    P.S. I think you are very lucky you get to knit on your way to work. No trains here, and everything is a long drive – I’ve thought about it, but I don’t think it would be a good idea to knit and drive.

  14. Like your knitting! And your cat’s laid back attitude. As for the gross people, they probably do it for the publicity factor. My mom, with her 7 daughters in tow, used to tell couples doing that kind of stuff “That’s how I started out.” An effective wet blanket. ๐Ÿ™‚

  15. Yuuuuuuccckk!!! I hope they aren’t on the same train with me when I go home.

  16. That’s really cool, discovering your grandmother’s recipe!

    Love, love, love the pink yarn. (Granted, it’s really hard to find a pink yarn I don’t like, but it happens occasionally.) I really am impressed by the ability to make yarn; I guess non-knitters are just as impressed by my ability to make sweaters/socks/hats/etc.

  17. Hi, Wendy. I just love the Cotswold lamb. Where did you get it? Colors are really nice.


  18. Hmmm, I’m not sure which grosses me out more: your tongue-wrestling story or the concept of Mock Lobster Salad. Let’s call it a tie!

    That pink roving, on the other hand, is making me drool.

  19. Hi Wendy – just wanted to give a big shoutout from Woostah!! i wasn’t born here, but have adopted it as home. my friends and I have a weekly knitting group, and are regular readers of your blog.

  20. How nifty is that, that your Grandmother’s recipe was in there!

    I’ve got a spinning question for you–what drafting method do you use? Short- or long-draw? I started about a month after you, I think, and right now I’m struggling with the long-draw method and you seem to be tearing through a lot more yarn than I am! (But then, you seem to be preternaturally fast at knitting, so why not spinning, too? I’m in awe.)

  21. So, I’m dying to know, does that cookbook also have a recipe for Mock Apple Pie made with Ritz crackers??

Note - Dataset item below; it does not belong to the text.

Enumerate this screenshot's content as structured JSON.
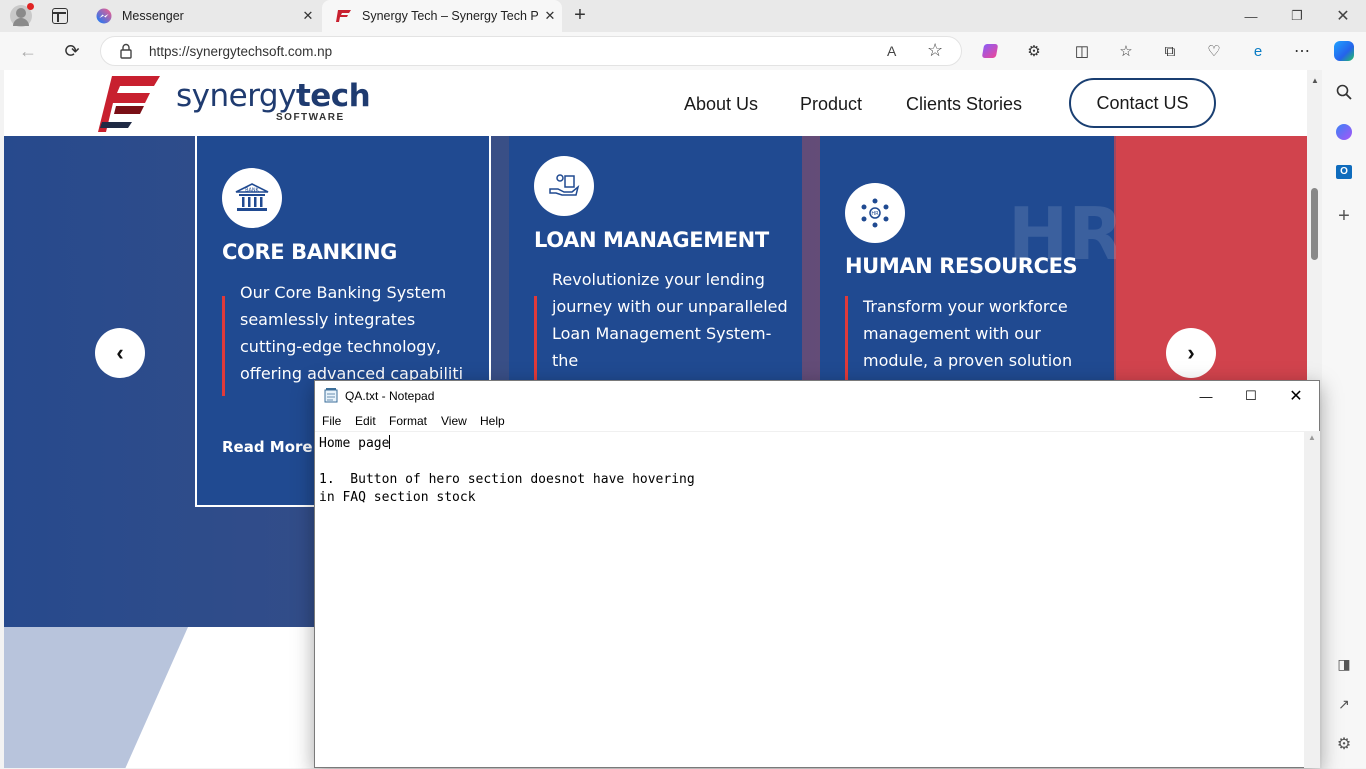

  22. NovaScotia says:

    I live in lobster country. I didn’t know that haddock was used as mock lobster. Monkfish tastes pretty close if you can stand to look at it.

    I love the Crew dress. I hope you will take a photo of it with the scarf.


  23. What a nice gift with a bit of your family history. Ew, is right. Glad I can drive to work and not deal with the grossness of others. Glad you have some knitting to distract. Your spinning is fabulous and Kinsale is the ‘tits’!

  24. Wendy, I think I have that cookbook somewhere!
    We New Englanders pronounce Worcester to rhyme with “vista”! Wendy’s grandmother was my mother – true, I don’t like fish! Love that sweater, tho!

  25. Inquiry minds want to know! I’m sitting here with an itchy credit card finger dying to hear your review of Knit Picks yarns. I just got the catalog, but with a 4 month old bouncing baby boy my time is not my own. So the catalog sits in the bathroom and I steal away in there to read a page or two (or three) at a time. Hubby watches baby while I’m in the potty…with that catalog he must think I have the stomach flu ๐Ÿ™‚

  26. Hey Wendy! Your Grape Arbor Shawl is to die for!! Hope you will be selling that pattern sometime in the near future. Tried to find comments on this in the blog archive, but comments weren’t there anymore, so hope this isn’t terribly redundant.

    Have a great day!